_EXERCISE DIRECTIONS_
Search the records below for the word "size" and show every line where it occurs.

[Component data from apps and pages]
- - - - -

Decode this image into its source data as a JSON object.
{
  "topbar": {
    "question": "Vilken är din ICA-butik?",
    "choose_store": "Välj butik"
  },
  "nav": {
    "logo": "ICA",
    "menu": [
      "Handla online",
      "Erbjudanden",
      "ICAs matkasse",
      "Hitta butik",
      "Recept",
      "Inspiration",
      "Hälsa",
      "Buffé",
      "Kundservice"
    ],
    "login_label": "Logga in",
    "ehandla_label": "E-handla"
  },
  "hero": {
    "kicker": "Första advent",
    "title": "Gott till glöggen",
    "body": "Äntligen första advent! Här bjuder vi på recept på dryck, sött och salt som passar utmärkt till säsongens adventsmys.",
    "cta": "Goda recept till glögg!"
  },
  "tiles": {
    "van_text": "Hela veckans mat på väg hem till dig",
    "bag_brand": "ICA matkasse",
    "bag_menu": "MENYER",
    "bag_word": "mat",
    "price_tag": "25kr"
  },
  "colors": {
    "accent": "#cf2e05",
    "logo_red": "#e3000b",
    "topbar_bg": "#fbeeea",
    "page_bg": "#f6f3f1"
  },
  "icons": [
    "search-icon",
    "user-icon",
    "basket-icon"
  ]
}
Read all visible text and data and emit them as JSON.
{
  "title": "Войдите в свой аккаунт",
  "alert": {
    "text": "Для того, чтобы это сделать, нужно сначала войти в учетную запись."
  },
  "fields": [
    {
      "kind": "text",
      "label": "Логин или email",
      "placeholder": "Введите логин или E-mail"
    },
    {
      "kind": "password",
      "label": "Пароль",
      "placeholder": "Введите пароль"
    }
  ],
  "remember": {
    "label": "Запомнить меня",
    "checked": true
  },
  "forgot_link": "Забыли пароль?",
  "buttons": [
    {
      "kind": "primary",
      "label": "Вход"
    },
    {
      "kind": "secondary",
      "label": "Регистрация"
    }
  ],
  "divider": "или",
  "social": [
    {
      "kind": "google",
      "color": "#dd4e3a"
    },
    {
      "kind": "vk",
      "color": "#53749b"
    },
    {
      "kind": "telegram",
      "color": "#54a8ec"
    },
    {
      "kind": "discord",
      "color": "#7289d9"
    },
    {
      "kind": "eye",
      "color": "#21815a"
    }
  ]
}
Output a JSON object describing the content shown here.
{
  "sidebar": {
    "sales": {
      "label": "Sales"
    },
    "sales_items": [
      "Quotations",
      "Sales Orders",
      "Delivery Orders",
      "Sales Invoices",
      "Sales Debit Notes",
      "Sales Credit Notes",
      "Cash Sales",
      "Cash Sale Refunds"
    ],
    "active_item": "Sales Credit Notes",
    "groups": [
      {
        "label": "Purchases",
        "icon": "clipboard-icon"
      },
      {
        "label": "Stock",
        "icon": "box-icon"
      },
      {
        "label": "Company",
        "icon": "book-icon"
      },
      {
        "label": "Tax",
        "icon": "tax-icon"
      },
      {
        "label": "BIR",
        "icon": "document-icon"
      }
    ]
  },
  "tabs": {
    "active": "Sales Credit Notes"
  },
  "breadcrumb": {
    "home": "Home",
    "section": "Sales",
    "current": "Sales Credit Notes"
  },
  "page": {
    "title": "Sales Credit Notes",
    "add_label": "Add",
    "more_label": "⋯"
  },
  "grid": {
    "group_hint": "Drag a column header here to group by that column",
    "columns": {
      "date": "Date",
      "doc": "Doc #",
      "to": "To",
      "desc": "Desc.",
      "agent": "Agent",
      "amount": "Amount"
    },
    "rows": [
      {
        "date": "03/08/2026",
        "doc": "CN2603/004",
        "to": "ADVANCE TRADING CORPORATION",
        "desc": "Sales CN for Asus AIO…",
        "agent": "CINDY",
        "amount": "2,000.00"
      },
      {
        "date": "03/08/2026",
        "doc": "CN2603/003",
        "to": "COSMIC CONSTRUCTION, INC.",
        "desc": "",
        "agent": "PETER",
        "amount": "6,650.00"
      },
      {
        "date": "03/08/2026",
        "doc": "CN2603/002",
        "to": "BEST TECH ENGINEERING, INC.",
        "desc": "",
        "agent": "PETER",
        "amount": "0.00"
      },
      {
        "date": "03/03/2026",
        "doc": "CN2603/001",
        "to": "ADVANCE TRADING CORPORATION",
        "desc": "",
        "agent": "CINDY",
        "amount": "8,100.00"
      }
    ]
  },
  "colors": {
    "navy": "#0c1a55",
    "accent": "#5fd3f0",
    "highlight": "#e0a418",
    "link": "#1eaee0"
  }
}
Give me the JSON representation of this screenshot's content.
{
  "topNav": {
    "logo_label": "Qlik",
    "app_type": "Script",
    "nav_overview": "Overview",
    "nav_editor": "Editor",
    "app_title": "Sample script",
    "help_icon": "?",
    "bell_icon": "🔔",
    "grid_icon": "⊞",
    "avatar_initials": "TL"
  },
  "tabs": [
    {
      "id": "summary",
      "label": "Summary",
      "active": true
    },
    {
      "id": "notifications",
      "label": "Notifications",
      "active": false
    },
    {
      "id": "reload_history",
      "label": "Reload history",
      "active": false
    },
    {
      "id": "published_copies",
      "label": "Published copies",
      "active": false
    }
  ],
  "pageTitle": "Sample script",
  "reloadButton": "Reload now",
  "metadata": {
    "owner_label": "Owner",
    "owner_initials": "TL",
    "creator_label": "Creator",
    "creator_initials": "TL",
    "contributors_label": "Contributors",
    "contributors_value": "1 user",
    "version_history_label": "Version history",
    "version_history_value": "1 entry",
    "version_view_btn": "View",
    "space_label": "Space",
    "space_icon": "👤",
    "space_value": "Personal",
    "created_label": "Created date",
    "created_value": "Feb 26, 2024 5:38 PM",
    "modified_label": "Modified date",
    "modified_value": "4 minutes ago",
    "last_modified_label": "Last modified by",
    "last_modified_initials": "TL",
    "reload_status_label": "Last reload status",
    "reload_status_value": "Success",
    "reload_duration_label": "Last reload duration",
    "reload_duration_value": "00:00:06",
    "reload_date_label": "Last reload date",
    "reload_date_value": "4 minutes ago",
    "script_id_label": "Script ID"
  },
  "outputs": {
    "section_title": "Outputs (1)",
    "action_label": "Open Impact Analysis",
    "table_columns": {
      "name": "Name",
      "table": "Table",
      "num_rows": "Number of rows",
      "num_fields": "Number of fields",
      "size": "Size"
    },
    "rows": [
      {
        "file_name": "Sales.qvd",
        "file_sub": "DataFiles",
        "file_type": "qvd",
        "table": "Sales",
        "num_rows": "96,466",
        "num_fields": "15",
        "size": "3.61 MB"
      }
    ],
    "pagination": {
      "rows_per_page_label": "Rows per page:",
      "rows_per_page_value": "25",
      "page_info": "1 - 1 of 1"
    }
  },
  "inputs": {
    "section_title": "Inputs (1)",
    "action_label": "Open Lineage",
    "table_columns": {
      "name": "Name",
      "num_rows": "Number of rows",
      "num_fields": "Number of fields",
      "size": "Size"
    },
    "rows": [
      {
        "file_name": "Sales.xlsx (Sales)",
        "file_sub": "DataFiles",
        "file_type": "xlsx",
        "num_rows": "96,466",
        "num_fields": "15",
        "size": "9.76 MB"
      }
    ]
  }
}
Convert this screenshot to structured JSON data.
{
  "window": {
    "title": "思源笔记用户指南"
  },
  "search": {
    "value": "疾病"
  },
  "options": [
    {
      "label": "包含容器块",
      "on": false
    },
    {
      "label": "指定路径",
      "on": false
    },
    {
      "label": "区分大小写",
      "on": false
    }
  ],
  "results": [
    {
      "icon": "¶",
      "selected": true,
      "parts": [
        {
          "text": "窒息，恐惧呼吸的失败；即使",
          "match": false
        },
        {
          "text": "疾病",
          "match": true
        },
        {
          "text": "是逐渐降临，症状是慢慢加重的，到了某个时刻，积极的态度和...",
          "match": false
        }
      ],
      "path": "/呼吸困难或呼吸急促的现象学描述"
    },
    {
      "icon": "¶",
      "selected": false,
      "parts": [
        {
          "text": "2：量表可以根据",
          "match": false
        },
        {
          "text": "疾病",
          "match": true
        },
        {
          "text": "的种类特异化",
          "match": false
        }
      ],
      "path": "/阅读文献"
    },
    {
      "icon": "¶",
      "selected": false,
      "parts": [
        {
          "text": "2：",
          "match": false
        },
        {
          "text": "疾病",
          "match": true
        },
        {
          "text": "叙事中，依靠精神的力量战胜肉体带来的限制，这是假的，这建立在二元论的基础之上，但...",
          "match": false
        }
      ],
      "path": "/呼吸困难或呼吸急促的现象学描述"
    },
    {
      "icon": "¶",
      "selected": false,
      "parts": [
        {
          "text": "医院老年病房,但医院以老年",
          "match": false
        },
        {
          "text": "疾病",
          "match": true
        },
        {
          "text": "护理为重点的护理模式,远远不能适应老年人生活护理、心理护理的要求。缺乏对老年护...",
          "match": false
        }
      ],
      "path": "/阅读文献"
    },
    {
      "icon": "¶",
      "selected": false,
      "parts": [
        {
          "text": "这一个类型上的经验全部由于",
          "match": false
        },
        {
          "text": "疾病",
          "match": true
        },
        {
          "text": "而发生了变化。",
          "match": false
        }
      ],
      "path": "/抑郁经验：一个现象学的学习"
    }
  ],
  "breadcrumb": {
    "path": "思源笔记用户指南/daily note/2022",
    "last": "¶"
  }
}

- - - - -

_SOLVED EXERCISE_
      "size": "Size"
        "size": "3.61 MB"
      "size": "Size"
        "size": "9.76 MB"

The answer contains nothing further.